For each line in the data below that has the word "ruler", copy that line.

MATERIAL FOR THIS EXERCISE »
--- START ---
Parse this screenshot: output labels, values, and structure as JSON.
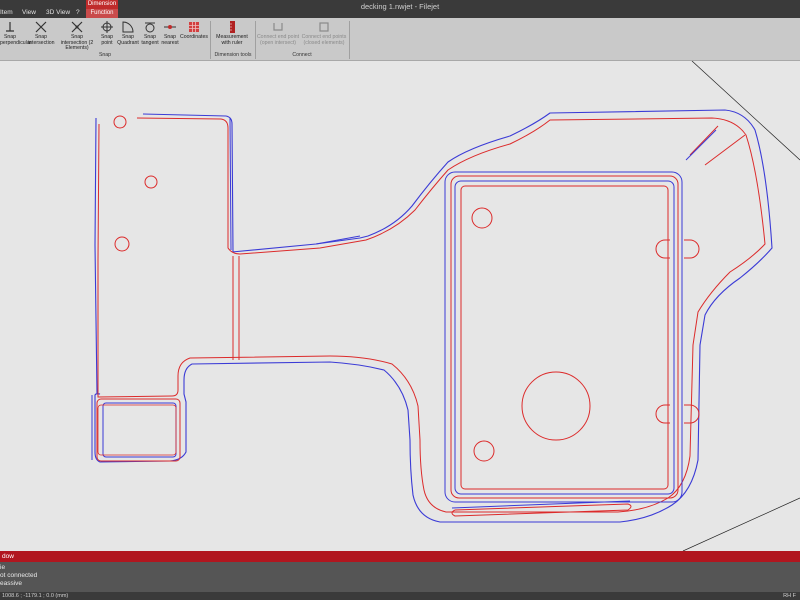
{
  "window": {
    "title": "decking 1.nwjet - Filejet"
  },
  "menu": {
    "items": [
      "Item",
      "View",
      "3D View",
      "?"
    ],
    "context_tab_top": "Dimension",
    "context_tab_bottom": "Function"
  },
  "ribbon": {
    "snap_buttons": [
      {
        "label": "Snap perpendicular",
        "icon": "snap-perpendicular-icon"
      },
      {
        "label": "Snap intersection",
        "icon": "snap-intersection-icon"
      },
      {
        "label": "Snap intersection (2 Elements)",
        "icon": "snap-intersection-two-icon"
      },
      {
        "label": "Snap point",
        "icon": "snap-point-icon"
      },
      {
        "label": "Snap Quadrant",
        "icon": "snap-quadrant-icon"
      },
      {
        "label": "Snap tangent",
        "icon": "snap-tangent-icon"
      },
      {
        "label": "Snap nearest",
        "icon": "snap-nearest-icon"
      },
      {
        "label": "Coordinates",
        "icon": "coordinates-icon"
      }
    ],
    "snap_group_label": "Snap",
    "measure_button": {
      "label": "Measurement with ruler",
      "icon": "ruler-icon"
    },
    "dimension_group_label": "Dimension tools",
    "connect_buttons": [
      {
        "label": "Connect end point (open intersect)",
        "icon": "connect-endpoint-icon"
      },
      {
        "label": "Connect end points (closed elements)",
        "icon": "connect-endpoints-icon"
      }
    ],
    "connect_group_label": "Connect"
  },
  "output": {
    "header": "dow",
    "lines": [
      "ie",
      "ot connected",
      "eassive"
    ]
  },
  "status": {
    "coords": "1008.6 ; -1179.1 ; 0.0 (mm)",
    "right": "RH F"
  },
  "colors": {
    "contour_red": "#dc2b2b",
    "contour_blue": "#3b3bd6",
    "accent": "#b1161f"
  }
}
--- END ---
TASK ANSWER »
      "label": "Measurement with ruler",
      "icon": "ruler-icon"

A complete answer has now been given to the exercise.